WHAT YOU NEED TO DO ::
Answer with a single number stating how many lines of the entries below include the string "true".

DATA ::
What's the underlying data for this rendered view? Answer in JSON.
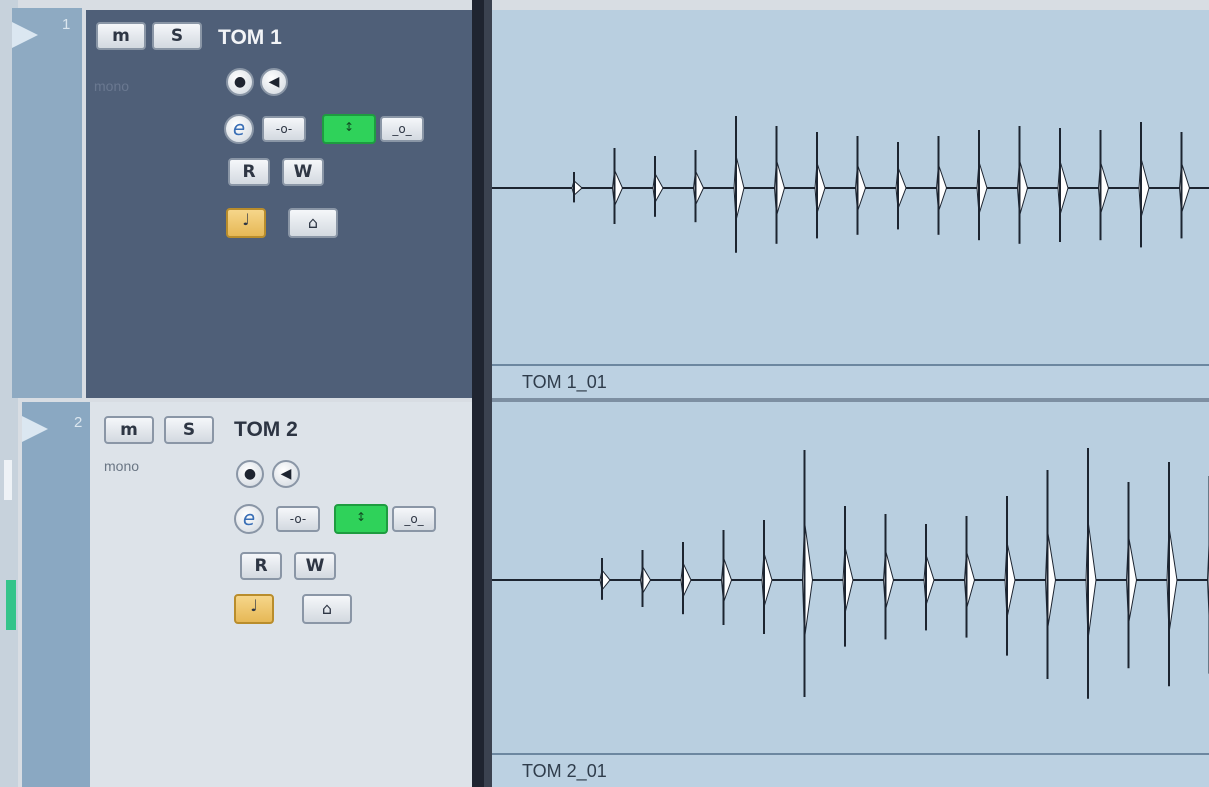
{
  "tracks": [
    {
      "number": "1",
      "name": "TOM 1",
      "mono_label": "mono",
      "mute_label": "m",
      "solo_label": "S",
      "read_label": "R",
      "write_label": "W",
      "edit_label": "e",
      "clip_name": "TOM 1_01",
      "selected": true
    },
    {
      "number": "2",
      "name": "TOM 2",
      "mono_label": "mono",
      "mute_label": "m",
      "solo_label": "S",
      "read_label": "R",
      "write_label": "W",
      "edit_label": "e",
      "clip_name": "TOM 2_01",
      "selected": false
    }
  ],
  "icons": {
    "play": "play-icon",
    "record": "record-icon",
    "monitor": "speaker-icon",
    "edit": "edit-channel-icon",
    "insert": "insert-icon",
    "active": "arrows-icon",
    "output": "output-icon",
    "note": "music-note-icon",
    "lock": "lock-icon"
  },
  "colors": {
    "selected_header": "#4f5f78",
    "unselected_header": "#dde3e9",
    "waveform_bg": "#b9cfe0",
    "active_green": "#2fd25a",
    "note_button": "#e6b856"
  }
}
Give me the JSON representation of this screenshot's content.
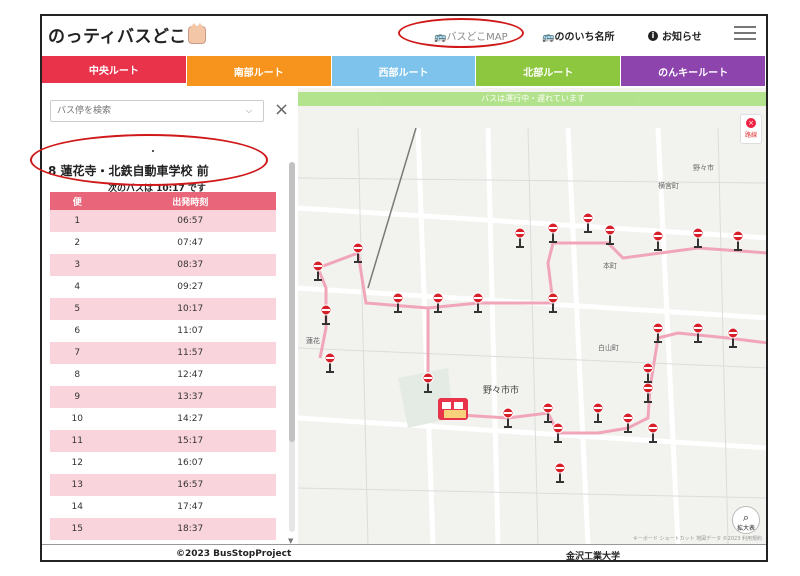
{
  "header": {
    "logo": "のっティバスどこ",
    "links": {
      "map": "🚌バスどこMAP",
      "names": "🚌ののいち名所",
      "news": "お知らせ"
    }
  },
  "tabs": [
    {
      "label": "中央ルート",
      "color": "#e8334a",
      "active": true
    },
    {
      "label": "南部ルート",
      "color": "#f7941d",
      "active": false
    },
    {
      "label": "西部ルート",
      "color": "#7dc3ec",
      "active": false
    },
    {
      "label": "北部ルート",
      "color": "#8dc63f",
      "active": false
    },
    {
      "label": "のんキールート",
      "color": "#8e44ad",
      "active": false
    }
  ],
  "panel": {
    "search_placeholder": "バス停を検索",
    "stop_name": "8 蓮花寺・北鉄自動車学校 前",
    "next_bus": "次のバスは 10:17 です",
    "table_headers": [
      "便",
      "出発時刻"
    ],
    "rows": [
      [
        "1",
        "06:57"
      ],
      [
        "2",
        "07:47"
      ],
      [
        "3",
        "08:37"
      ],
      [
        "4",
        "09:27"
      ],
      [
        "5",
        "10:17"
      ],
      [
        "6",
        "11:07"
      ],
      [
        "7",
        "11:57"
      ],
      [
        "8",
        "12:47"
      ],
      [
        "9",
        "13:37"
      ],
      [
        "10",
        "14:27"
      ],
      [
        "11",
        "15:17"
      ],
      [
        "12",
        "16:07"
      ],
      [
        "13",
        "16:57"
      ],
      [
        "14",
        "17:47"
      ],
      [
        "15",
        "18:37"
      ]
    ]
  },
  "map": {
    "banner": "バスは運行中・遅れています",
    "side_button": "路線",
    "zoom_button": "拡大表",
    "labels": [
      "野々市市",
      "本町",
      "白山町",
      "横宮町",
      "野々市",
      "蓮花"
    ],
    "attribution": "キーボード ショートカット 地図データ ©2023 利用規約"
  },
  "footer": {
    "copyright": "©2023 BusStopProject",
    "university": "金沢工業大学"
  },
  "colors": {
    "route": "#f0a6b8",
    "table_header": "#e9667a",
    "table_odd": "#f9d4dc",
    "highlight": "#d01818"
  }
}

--

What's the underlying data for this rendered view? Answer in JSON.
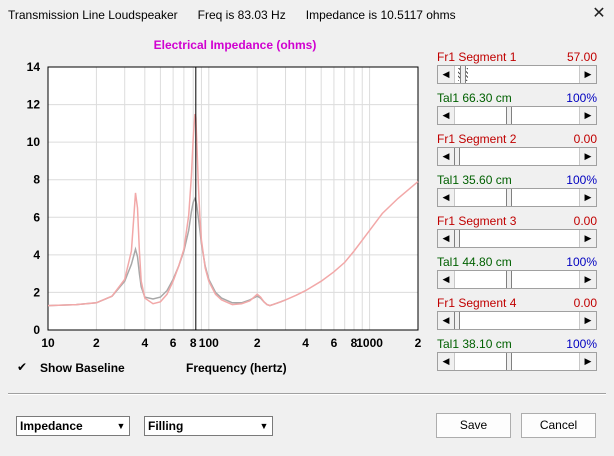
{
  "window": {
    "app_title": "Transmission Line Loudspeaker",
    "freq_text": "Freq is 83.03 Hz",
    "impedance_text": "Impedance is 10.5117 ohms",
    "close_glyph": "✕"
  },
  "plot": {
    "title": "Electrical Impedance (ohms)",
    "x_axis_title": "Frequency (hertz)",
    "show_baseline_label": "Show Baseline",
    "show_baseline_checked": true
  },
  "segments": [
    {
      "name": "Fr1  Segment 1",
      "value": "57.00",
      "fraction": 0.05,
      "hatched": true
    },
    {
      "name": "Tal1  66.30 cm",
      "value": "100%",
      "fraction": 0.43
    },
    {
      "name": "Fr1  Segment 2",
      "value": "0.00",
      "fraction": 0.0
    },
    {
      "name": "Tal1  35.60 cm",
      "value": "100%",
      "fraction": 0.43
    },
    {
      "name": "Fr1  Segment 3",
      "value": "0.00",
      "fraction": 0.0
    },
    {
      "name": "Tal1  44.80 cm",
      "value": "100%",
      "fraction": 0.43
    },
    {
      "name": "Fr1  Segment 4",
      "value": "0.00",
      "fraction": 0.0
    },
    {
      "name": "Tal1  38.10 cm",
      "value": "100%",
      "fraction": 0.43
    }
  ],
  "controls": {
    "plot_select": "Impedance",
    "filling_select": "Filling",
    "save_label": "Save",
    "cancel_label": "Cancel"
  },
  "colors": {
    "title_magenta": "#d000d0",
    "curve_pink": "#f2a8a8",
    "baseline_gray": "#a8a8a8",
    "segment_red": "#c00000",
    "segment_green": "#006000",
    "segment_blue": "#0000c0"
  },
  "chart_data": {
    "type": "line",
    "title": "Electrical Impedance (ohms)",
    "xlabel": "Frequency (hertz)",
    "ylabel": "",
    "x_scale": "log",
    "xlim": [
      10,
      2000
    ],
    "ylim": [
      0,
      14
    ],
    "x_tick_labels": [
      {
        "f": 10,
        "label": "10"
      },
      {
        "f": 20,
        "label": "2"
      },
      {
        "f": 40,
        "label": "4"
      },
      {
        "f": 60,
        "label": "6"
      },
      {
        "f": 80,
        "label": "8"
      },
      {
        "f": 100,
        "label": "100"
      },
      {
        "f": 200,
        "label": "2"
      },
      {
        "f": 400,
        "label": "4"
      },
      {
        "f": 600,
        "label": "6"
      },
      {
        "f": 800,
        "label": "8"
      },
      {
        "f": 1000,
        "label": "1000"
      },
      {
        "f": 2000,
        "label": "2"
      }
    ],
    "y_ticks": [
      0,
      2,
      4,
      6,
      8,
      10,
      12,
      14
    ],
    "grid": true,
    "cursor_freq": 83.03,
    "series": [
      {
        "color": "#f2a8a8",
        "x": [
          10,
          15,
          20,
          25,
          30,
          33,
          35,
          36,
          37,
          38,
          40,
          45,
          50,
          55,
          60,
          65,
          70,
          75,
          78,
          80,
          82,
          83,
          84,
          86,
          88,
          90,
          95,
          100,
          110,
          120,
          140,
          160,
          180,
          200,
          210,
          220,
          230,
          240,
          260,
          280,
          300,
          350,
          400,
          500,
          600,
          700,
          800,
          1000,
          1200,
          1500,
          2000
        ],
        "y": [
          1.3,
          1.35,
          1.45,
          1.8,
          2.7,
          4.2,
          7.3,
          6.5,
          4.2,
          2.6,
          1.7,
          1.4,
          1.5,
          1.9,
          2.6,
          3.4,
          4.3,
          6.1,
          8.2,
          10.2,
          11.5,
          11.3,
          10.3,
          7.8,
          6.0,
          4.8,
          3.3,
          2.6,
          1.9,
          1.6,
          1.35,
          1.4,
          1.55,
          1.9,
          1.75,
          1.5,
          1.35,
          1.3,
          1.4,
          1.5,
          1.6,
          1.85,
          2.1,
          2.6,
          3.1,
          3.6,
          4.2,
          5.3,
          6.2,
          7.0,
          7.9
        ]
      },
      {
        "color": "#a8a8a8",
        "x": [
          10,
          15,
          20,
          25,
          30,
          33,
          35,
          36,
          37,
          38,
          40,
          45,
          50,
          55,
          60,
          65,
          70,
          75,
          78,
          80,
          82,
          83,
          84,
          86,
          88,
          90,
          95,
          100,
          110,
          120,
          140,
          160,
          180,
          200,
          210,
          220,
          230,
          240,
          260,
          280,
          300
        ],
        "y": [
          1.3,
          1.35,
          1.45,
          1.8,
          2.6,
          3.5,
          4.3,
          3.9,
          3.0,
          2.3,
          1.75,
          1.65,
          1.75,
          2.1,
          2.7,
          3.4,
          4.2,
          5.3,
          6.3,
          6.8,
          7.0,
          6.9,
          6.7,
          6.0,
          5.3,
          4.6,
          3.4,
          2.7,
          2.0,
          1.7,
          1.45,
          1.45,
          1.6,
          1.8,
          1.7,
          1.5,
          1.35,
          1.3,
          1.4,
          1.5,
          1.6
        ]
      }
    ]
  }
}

FINISHED TASK ::
5